_PROBLEM REQUIREMENTS_
Copy out each line of the data that contains "Shane".

_AVAILABLE DATA_
--------------------------------------------------
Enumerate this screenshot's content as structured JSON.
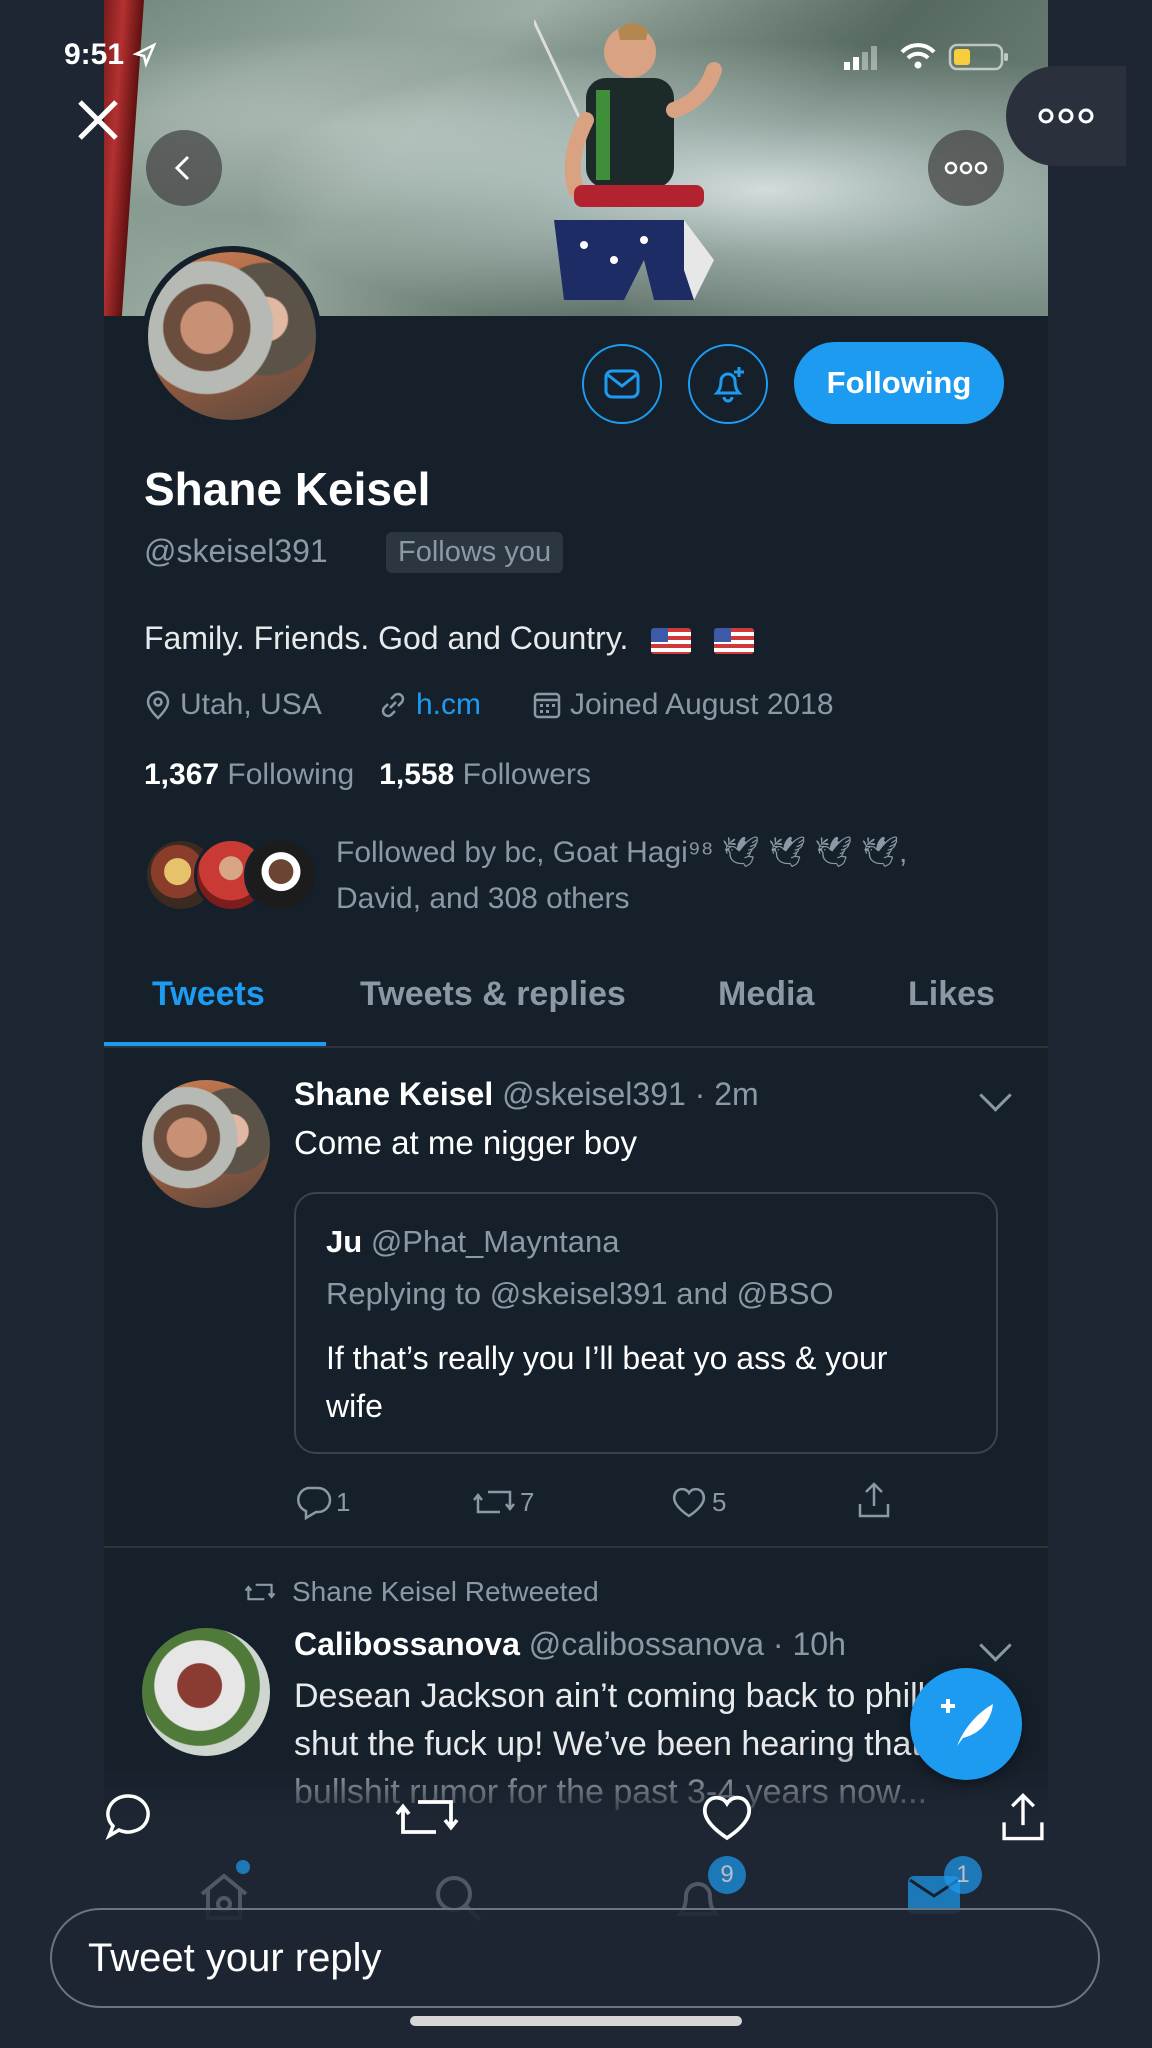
{
  "status": {
    "time": "9:51"
  },
  "profile": {
    "name": "Shane Keisel",
    "handle": "@skeisel391",
    "follows_you": "Follows you",
    "follow_button": "Following",
    "bio": "Family. Friends. God and Country.",
    "location": "Utah, USA",
    "link": "h.cm",
    "joined": "Joined August 2018",
    "following_count": "1,367",
    "following_label": "Following",
    "followers_count": "1,558",
    "followers_label": "Followers",
    "followed_by_line1": "Followed by bc, Goat Hagi⁹⁸ 🕊 🕊 🕊 🕊,",
    "followed_by_line2": "David, and 308 others"
  },
  "tabs": [
    "Tweets",
    "Tweets & replies",
    "Media",
    "Likes"
  ],
  "tweets": [
    {
      "name": "Shane Keisel",
      "handle_time": "@skeisel391 · 2m",
      "text": "Come at me nigger boy",
      "quote": {
        "name": "Ju",
        "handle": "@Phat_Mayntana",
        "replying": "Replying to @skeisel391 and @BSO",
        "text": "If that’s really you I’ll beat yo ass & your wife"
      },
      "replies": "1",
      "retweets": "7",
      "likes": "5"
    },
    {
      "retweeted_by": "Shane Keisel Retweeted",
      "name": "Calibossanova",
      "handle_time": "@calibossanova · 10h",
      "text": "Desean Jackson ain’t coming back to philly so shut the fuck up! We’ve been hearing that bullshit rumor for the past 3-4 years now..."
    }
  ],
  "tabbar": {
    "notifications_badge": "9",
    "messages_badge": "1"
  },
  "reply_placeholder": "Tweet your reply",
  "colors": {
    "accent": "#1d9bf0",
    "background": "#15202b",
    "muted": "#8b98a5"
  }
}
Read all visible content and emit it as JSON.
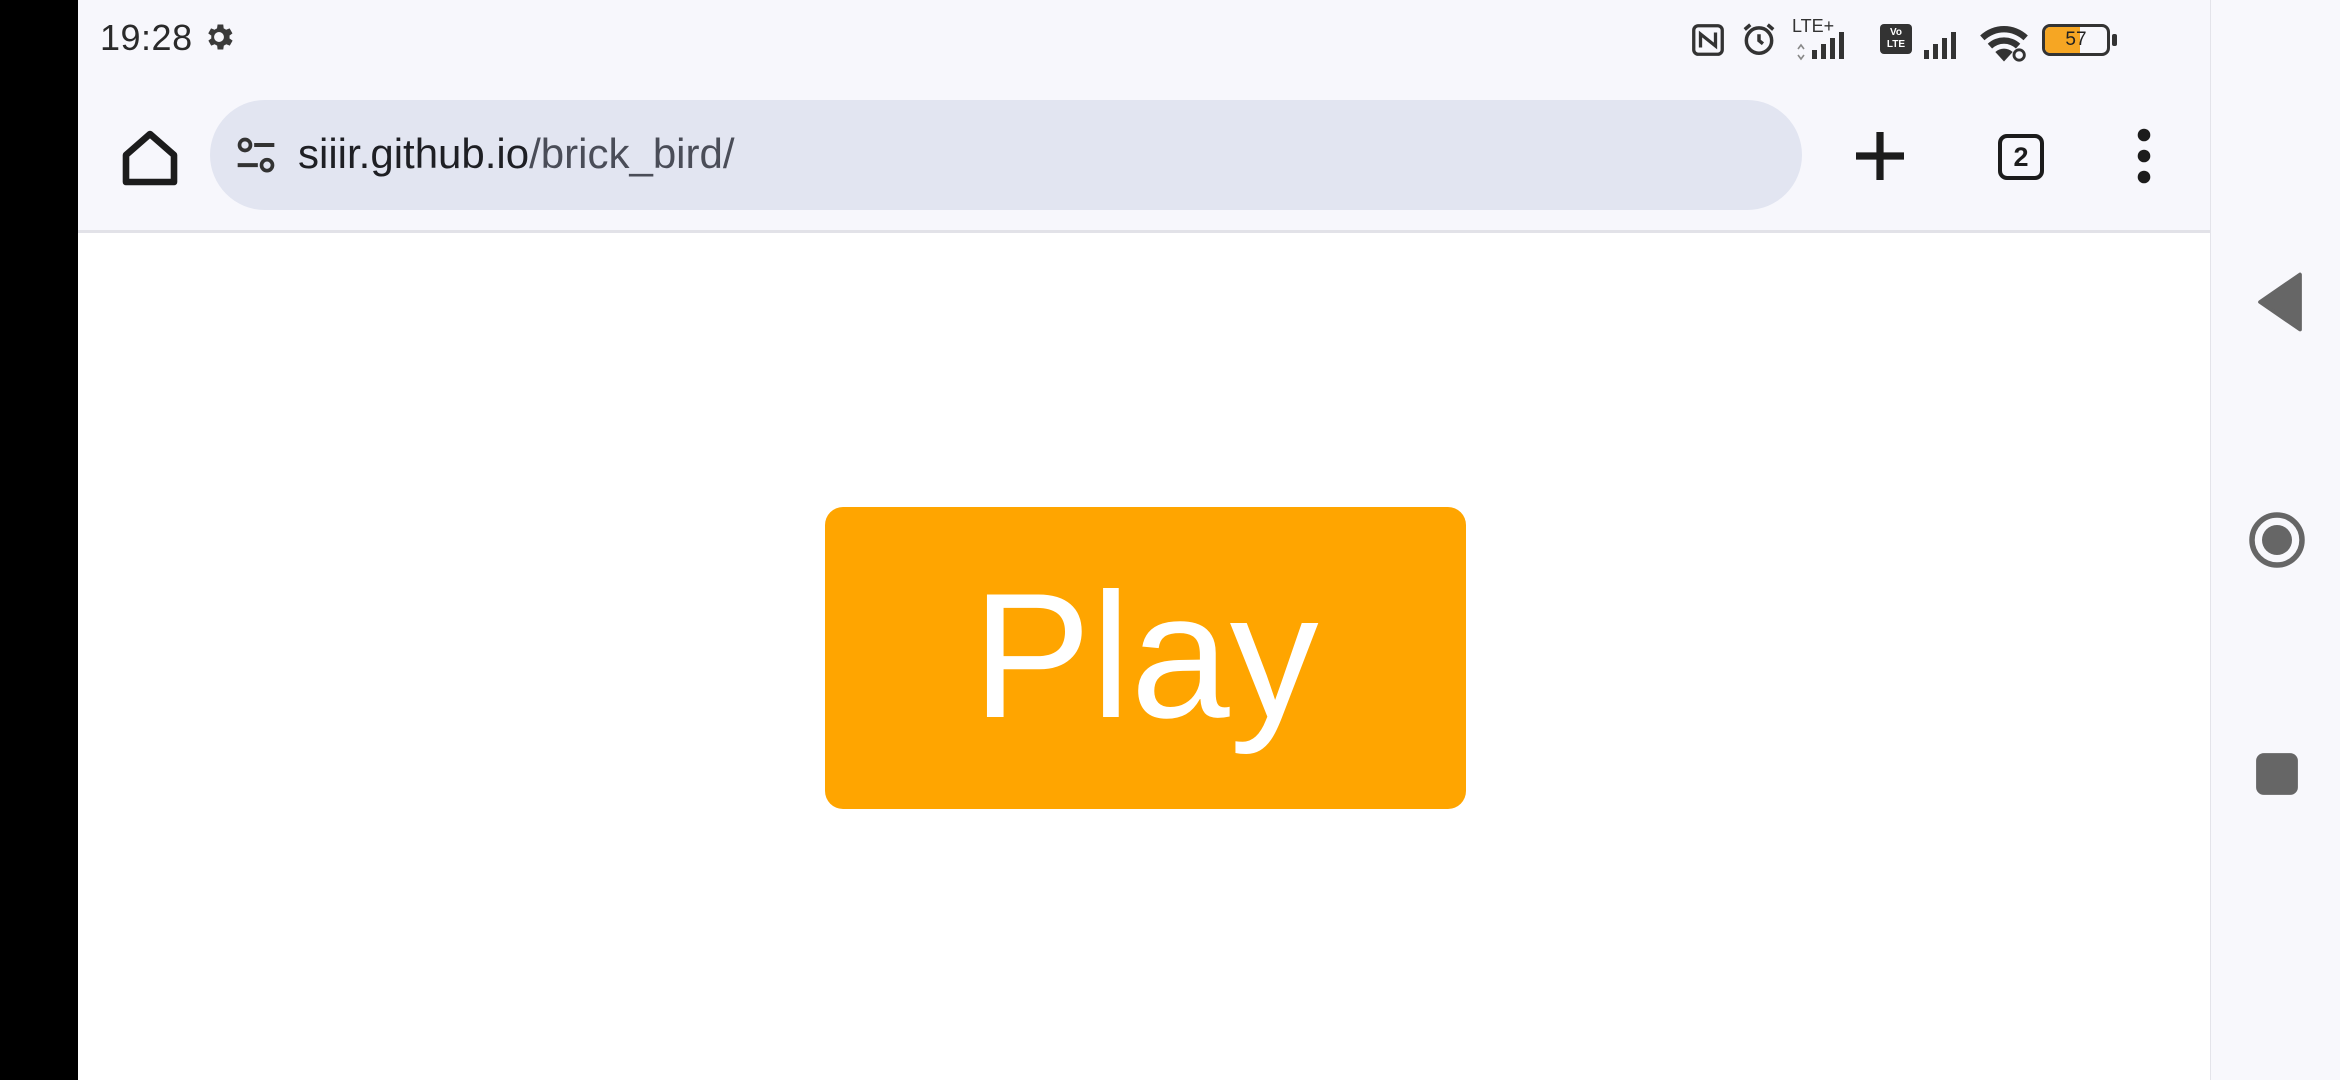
{
  "status_bar": {
    "time": "19:28",
    "network_label": "LTE+",
    "volte_label": "Vo LTE",
    "battery_level": "57",
    "icons": [
      "gear-icon",
      "nfc-icon",
      "alarm-icon",
      "signal-icon",
      "volte-icon",
      "signal-icon",
      "wifi-icon",
      "battery-icon"
    ]
  },
  "toolbar": {
    "url_domain": "siiir.github.io",
    "url_path": "/brick_bird/",
    "tab_count": "2",
    "icons": [
      "home-icon",
      "site-settings-icon",
      "plus-icon",
      "tabs-icon",
      "more-vert-icon"
    ]
  },
  "page": {
    "play_label": "Play",
    "play_color": "#ffa500"
  },
  "nav": {
    "icons": [
      "back-icon",
      "home-circle-icon",
      "recent-apps-icon"
    ]
  }
}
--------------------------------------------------
_RESPONSE TO THE TASK_
    "name": "Shane Keisel",
      "name": "Shane Keisel",
      "retweeted_by": "Shane Keisel Retweeted",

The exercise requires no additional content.